== Segment start ==

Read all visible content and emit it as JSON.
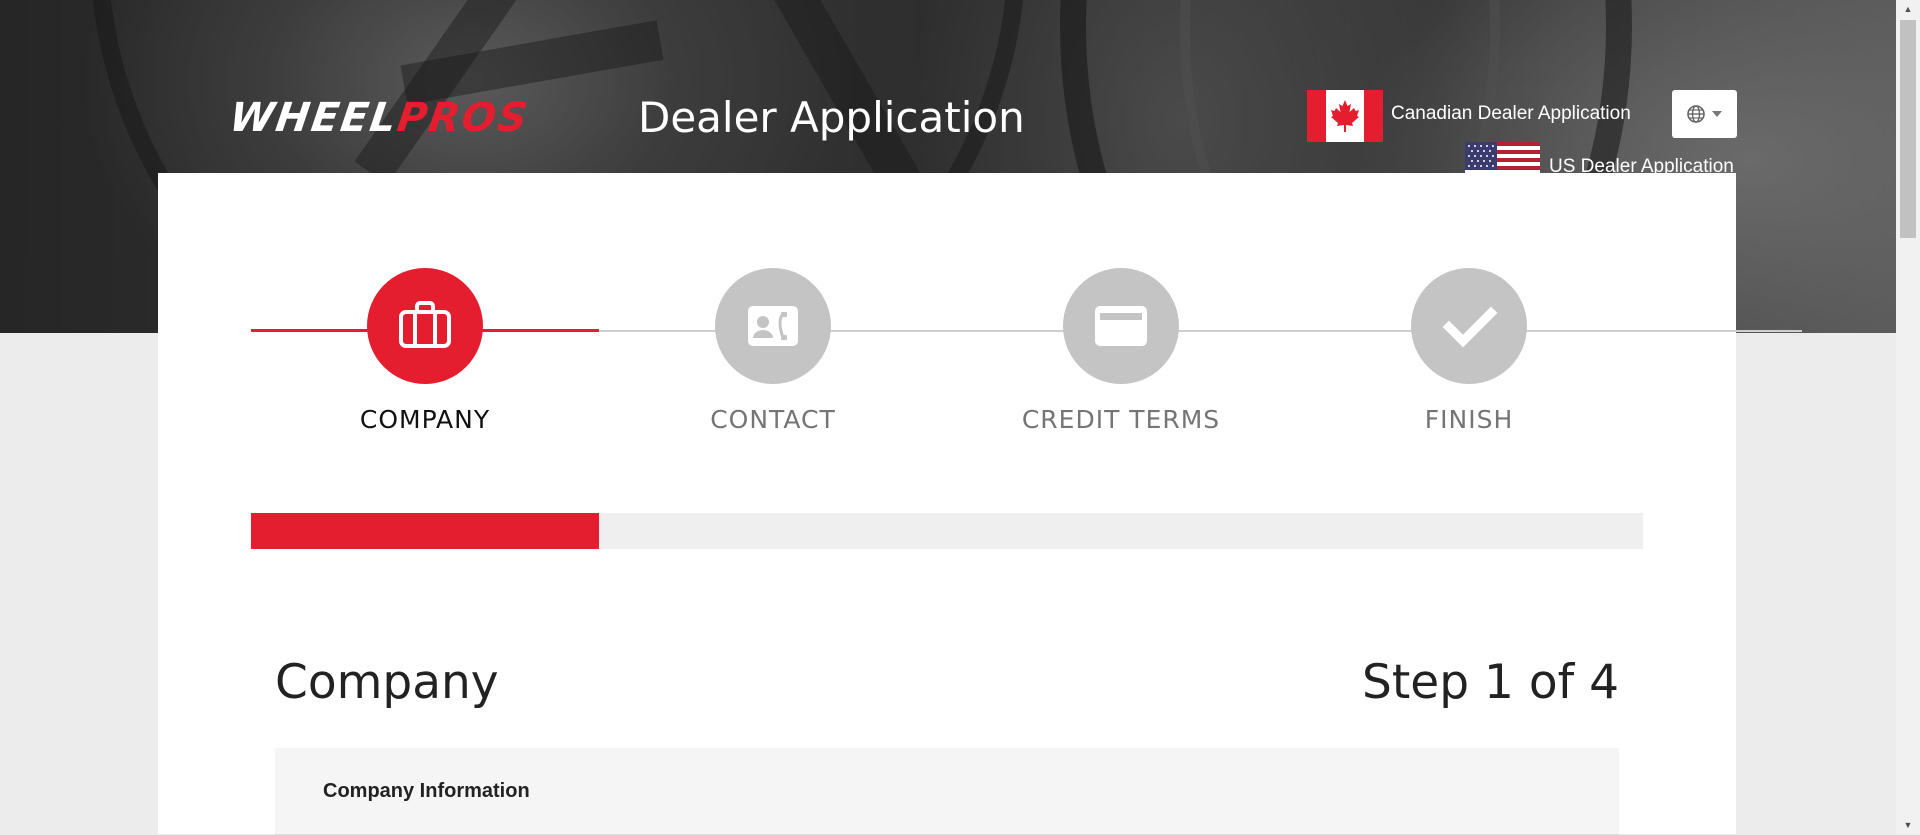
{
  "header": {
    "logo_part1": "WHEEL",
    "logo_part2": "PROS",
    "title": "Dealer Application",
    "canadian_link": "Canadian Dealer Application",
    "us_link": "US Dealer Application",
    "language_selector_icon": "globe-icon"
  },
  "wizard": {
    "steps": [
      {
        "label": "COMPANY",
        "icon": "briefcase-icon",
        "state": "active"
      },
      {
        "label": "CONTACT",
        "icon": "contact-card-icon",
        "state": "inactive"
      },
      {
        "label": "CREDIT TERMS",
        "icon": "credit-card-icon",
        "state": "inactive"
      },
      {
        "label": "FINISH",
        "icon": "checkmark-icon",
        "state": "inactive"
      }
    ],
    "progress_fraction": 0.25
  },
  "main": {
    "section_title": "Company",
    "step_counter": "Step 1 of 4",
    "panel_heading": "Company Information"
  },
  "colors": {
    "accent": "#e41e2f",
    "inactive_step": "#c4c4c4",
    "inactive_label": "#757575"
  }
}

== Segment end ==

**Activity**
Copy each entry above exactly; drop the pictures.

**Solution for this problem**
Read all visible content and emit it as JSON.
{
  "header": {
    "logo_part1": "WHEEL",
    "logo_part2": "PROS",
    "title": "Dealer Application",
    "canadian_link": "Canadian Dealer Application",
    "us_link": "US Dealer Application",
    "language_selector_icon": "globe-icon"
  },
  "wizard": {
    "steps": [
      {
        "label": "COMPANY",
        "icon": "briefcase-icon",
        "state": "active"
      },
      {
        "label": "CONTACT",
        "icon": "contact-card-icon",
        "state": "inactive"
      },
      {
        "label": "CREDIT TERMS",
        "icon": "credit-card-icon",
        "state": "inactive"
      },
      {
        "label": "FINISH",
        "icon": "checkmark-icon",
        "state": "inactive"
      }
    ],
    "progress_fraction": 0.25
  },
  "main": {
    "section_title": "Company",
    "step_counter": "Step 1 of 4",
    "panel_heading": "Company Information"
  },
  "colors": {
    "accent": "#e41e2f",
    "inactive_step": "#c4c4c4",
    "inactive_label": "#757575"
  }
}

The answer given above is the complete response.